The letter mostly focuses on the provisions in the bill related to electric vehicles, including the fact that some of the tax credits may not apply to cars made by companies in Georgia. The commentary was signed by U.S. Reps. Austin Scott, Drew Ferguson, Andrew Clyde, Buddy Carter, Jody Hice, Rick Allen, Marjorie Taylor Greene and Barry Loudermilk.
“Instead of doing their job and ensuring that the legislation was not detrimental to our state before voting for it, Senators Warnock and Ossoff simply did what Chuck Schumer, Nancy Pelosi and President Biden ordered,” they wrote. “Democrats pandering to far-left progressives have given our country record-high fuel and food prices, and now with even more unchecked government spending, inflation will worsen and our country will fall deeper into a recession.”
Warnock’s office says he communicated the auto manufacturers’ concerns about the bill to Senate leaders and is interested in working on possible legislative fixes in the future to assure that customers can benefit from the tax credits regardless of the automaker they choose.
TODAY IN WASHINGTON:
President Joe Biden will visit the Detroit Auto Show where he will deliver remarks on electric vehicle manufacturing.
The House and Senate are in session; the House will take votes on a series of non-controversial measures while the Senate continues to focus on confirmations. Behind the scenes, lawmakers are working on legislation to keep the government funded past Sept. 30.
The annual Women’s Congressional Softball Game will be played tonight, pitting a team of women lawmakers against a team of female journalists.
Credit: Ben Gray
Credit: Ben Gray
BOTTOMS OUT? Former Atlanta Mayor Keisha Lance Bottoms is about two months into her tenure as the White House Director of Public Engagement, but she may not be in the position for long.
Bottoms, who also attended the Inflation Reduction Act celebration on Tuesday, confirmed to the AJC that she has only committed to serving in the role through the midterms.
Bottoms has been commuting to Washington each week, hoping to return to Atlanta by Thursday evening to attend her son’s junior varsity football games.

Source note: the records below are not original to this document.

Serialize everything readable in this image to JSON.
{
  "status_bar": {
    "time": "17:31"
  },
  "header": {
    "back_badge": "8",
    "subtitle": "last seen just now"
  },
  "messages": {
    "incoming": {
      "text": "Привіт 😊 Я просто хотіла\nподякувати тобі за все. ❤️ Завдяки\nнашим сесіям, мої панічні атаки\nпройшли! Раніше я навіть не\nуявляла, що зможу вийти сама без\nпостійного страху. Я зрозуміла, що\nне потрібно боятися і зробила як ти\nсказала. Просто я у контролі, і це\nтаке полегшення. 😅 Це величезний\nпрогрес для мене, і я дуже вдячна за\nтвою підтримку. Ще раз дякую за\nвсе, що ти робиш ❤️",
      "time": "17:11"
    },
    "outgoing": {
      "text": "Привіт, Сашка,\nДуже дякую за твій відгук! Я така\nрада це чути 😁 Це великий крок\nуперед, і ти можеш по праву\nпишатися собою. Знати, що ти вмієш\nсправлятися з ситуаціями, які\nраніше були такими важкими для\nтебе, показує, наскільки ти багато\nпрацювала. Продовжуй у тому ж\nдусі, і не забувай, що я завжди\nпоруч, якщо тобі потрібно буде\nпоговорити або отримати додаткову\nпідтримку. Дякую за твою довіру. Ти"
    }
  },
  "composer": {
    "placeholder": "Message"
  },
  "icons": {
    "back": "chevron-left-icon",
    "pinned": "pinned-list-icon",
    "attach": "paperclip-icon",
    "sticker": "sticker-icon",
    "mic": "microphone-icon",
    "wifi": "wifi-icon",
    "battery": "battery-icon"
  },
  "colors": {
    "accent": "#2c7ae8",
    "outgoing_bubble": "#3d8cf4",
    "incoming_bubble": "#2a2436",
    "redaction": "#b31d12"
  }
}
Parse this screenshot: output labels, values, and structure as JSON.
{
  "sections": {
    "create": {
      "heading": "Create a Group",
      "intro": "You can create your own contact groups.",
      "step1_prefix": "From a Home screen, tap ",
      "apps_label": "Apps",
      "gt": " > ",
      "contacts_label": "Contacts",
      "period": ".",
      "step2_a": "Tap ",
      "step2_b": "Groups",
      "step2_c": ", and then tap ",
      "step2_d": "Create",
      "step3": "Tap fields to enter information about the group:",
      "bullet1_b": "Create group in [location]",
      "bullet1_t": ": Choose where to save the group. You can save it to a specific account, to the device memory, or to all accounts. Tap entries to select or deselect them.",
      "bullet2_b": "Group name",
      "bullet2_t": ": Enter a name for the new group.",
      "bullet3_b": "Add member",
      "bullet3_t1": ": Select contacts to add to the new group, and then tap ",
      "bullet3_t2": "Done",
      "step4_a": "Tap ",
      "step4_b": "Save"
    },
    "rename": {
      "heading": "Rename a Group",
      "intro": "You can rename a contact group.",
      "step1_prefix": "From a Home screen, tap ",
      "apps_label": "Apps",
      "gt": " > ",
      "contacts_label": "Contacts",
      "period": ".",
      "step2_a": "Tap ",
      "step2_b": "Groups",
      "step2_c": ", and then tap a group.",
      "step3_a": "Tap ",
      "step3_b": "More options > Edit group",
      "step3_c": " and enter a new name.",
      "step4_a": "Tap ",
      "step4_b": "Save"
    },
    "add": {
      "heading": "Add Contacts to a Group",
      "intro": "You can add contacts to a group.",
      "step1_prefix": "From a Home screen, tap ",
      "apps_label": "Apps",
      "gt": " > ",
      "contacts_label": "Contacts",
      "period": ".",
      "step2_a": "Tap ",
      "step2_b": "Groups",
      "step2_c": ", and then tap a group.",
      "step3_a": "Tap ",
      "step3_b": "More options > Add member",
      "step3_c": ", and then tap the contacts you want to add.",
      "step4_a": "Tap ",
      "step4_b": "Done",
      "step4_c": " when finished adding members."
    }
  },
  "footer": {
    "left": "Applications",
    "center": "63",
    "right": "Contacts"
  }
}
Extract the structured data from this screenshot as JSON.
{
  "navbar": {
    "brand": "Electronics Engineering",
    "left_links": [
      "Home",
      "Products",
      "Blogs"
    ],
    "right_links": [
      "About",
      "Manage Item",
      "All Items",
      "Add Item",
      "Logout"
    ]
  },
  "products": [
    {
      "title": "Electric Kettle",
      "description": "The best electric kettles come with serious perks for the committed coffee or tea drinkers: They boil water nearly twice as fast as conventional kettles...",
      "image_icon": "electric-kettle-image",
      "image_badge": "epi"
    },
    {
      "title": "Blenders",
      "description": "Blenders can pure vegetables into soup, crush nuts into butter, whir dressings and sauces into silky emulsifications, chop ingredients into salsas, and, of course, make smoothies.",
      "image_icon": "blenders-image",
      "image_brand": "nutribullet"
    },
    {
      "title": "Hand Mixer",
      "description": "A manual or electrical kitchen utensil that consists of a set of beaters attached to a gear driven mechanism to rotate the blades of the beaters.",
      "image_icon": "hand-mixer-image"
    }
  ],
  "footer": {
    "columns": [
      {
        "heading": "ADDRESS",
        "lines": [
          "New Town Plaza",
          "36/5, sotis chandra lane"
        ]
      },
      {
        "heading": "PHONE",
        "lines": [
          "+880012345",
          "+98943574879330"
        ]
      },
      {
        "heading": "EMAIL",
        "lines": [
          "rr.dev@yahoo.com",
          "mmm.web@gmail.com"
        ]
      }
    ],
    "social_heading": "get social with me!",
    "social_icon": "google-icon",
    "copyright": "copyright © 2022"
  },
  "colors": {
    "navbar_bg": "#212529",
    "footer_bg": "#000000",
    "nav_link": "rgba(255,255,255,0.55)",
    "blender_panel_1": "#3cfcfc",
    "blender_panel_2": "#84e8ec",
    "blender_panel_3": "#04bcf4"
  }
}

On weeks she can’t make it back in time, she reviews video highlights her daughter posts to the family group chat.
Bottoms said she has enjoyed her new role, which she describes as the “the front door to the White House,” ensuring everyday people have access to the Biden Administration. As a part of that, she has launched “Communities in Action” public forums, the first of which was held last week in Ohio. She said eventually there will be events in all 50 states.
The hardest part about the job has been the time away from her family and especially her children, who range from age 12 to 20, Bottoms said. But she thinks they are handling the separation better than she is.
“I miss them tremendously, but they are very supportive and just very happy that I have an opportunity to represent on behalf of Atlanta,” she said.